2. Ziane et al. (2019). bioRxiv, 553669.
The revised version will be submitted for publication before the end of August 2020. In order to better understand what role chromatin features play in the transmission of gene expression states from one cell generation to the next we have ChIP with NChAP and used it to monitor the distribution of RNAPol2 and new and old H3 histones on newly-replicated daughter genomes in S. Cerevisiae. We uncovered inherently asymmetric distribution of RNAPol2, and histones on daughter chromatids after replication. We show that lagging and leading strand replication is not simultaneous at a majority of genes. Nucleosomes and RNApol2 preferentially bind to either the leading or the lagging strand gene copy depending on which one replicated first. RNApol2 shifts to the other copy later on. We propose a two-step model of chromatin assembly on nascent DNA . The model describes how chromatin and transcription states are first restored on one and then the other replicated gene copy, thus ensuring that after division each cell will have “inherited” a gene copy with identical gene expression and chromatin states.

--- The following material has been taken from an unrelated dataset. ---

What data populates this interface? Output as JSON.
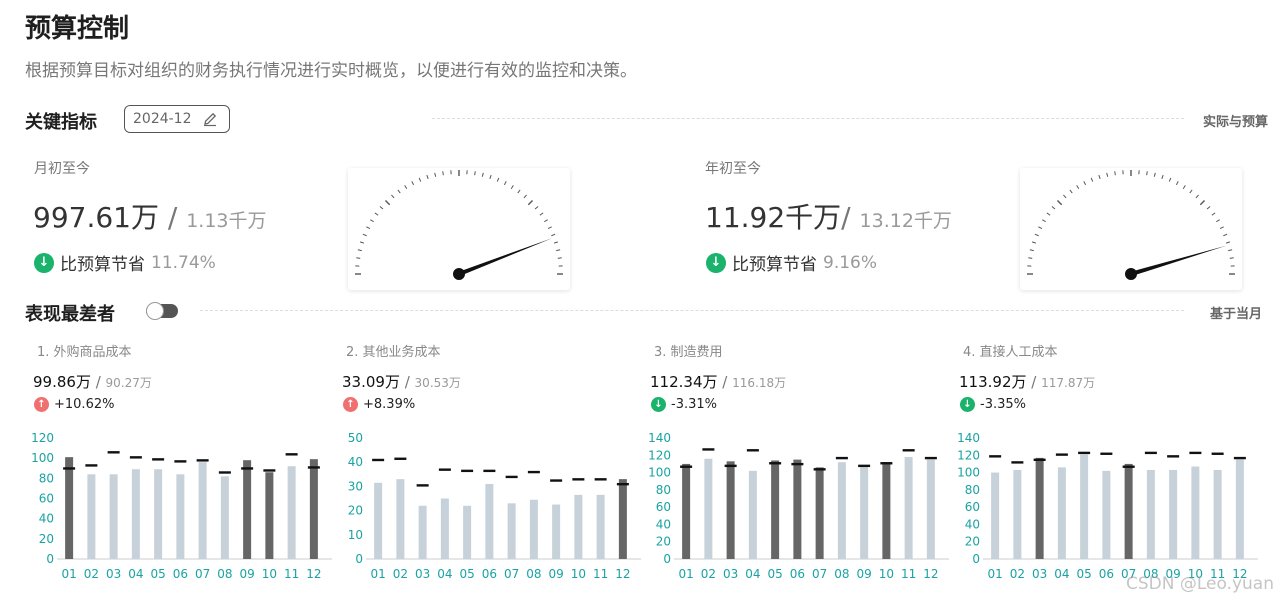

"Our methods for genome wide mapping of chromatin features' dynamics on newly replicated DNA brought unprecedented focus to a poorly understood but fundamental cellular process. We show that the inheritance of chromatin features characteristic of actively transcribed chromatin is independent from the inheritance of the transcription machinery. The binding of both to newly replicated DNA is constrained by the mechanics and interactions of replication and transcription ahead of the replication fork which direct old nucleosomes and the transcription machinery to the strand that replicated first. The transcription machinery later switches to the second strand and directs the establishment of histone marks characteristic of active transcription onto new nucleosomes. So new histones don't acquire the ""active"" marks carried by old histones through a hypothetical direct copying mechanism . The marks are put on new nucleosomes indirectly as a consequence of transcription. So even though both replicated gene copies ultimately end up with the same chromatin features, the ""active"" histone marks are actually not truly epigenetic as they are a consequence and not a cause of transcriptional activity."
Diagram of the RNAPol2 ChIP-NChAP experiment.
The distribution of old and new nucleosomes after replication